You’re likely familiar with the saying, “An image is worth a thousand words.” When it comes to website content, this phrase rings exceptionally true. As internet technology, and network power, increased throughout the past several years, the importance and value of images rose simultaneously. Now, images are considered a pillar in website content and user-engagement so optimizing website images has become essential.
Because of this, countless website owners turn to the power of image-heavy content to convey their message and tell their information. While this is a powerful tool for not only user-engagement, but also SEO, if done improperly it has the potential to negatively impact web performance.
The notion of image optimization and compression isn’t new. Since the beginning of the internet, image optimization techniques have echoed throughout the brains of web developers. However, the act of optimization primarily discusses the actual manipulation of files. But, this is only one side of the optimization coin.
The other side of this essential visual currency is file format. One of the most noteworthy mistakes made by novice website owners is treating all image file types equally. As long as the image displays on the page, it’s safe, right? Wrong!
When it comes to fully optimizing website images for performance and speed, you must look beyond the simple act of compression and into the somewhat complex world of file formats. Because of the importance of web performance, blindly uploading any image file type on your website is dangerous business. Not only do file formats determine rendering quality, but they also directly impact page load speeds.
Therefore, if you’re looking to enhance your website with images, but don’t wish to sacrifice performance, take a few moments and review the importance and impact different image file types have on your website.
Demystifying Image File Types – Choosing the Best for You
When uploading and optimizing website images, it’s imperative you comprehend the various file types and how they interact with end-user rendering and server-side resource allocation. The reason why file types influence web performance comes down to its intended purpose. Should you improperly use an image format, then it can prove detrimental to your overall site performance.
For example, JPEG files deliver millions of colors and are ideal for almost every type of image. These files can be compressed up to 70 percent without shedding much quality. However, if they aren’t compressed, they can be quite large and demand a significant amount of server resources.

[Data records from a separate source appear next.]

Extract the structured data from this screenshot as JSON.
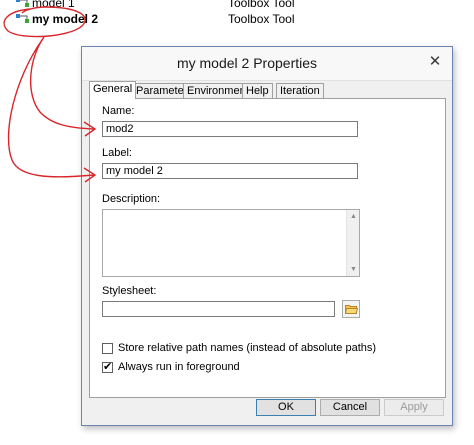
{
  "catalog": {
    "rows": [
      {
        "name": "model 1",
        "type": "Toolbox Tool",
        "icon": "model-icon"
      },
      {
        "name": "my model 2",
        "type": "Toolbox Tool",
        "icon": "model-icon"
      }
    ]
  },
  "dialog": {
    "title": "my model 2 Properties",
    "close_glyph": "✕",
    "tabs": [
      "General",
      "Parameters",
      "Environments",
      "Help",
      "Iteration"
    ],
    "active_tab": "General",
    "fields": {
      "name_label": "Name:",
      "name_value": "mod2",
      "label_label": "Label:",
      "label_value": "my model 2",
      "description_label": "Description:",
      "description_value": "",
      "stylesheet_label": "Stylesheet:",
      "stylesheet_value": ""
    },
    "checkboxes": {
      "relative_paths": {
        "label": "Store relative path names (instead of absolute paths)",
        "checked": false
      },
      "foreground": {
        "label": "Always run in foreground",
        "checked": true
      }
    },
    "buttons": {
      "ok": "OK",
      "cancel": "Cancel",
      "apply": "Apply"
    }
  },
  "colors": {
    "annotation": "#d8262a",
    "dialog_border": "#6b84b1",
    "ok_border": "#3c7fb1"
  }
}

PNG-8 and PNG-24 offer anywhere from 256 colors (PNG-8) to unlimited colors (PNG-24), and are more suited for larger, high-resolution images. Due to its size, however, they can bog down a server even when compressed. PNG-24 is ideal for images that require transparency while its counterpart is generally recommended for icons. Both of these files are considered lossless, which means its quality isn’t degraded due to compression.
While there are many other factors to consider when selecting the appropriate file format, the most important quality to remember is selecting a file that allows optimum compression without shedding its quality. In general, keep your web performance high by keeping image files less than 70kb in size.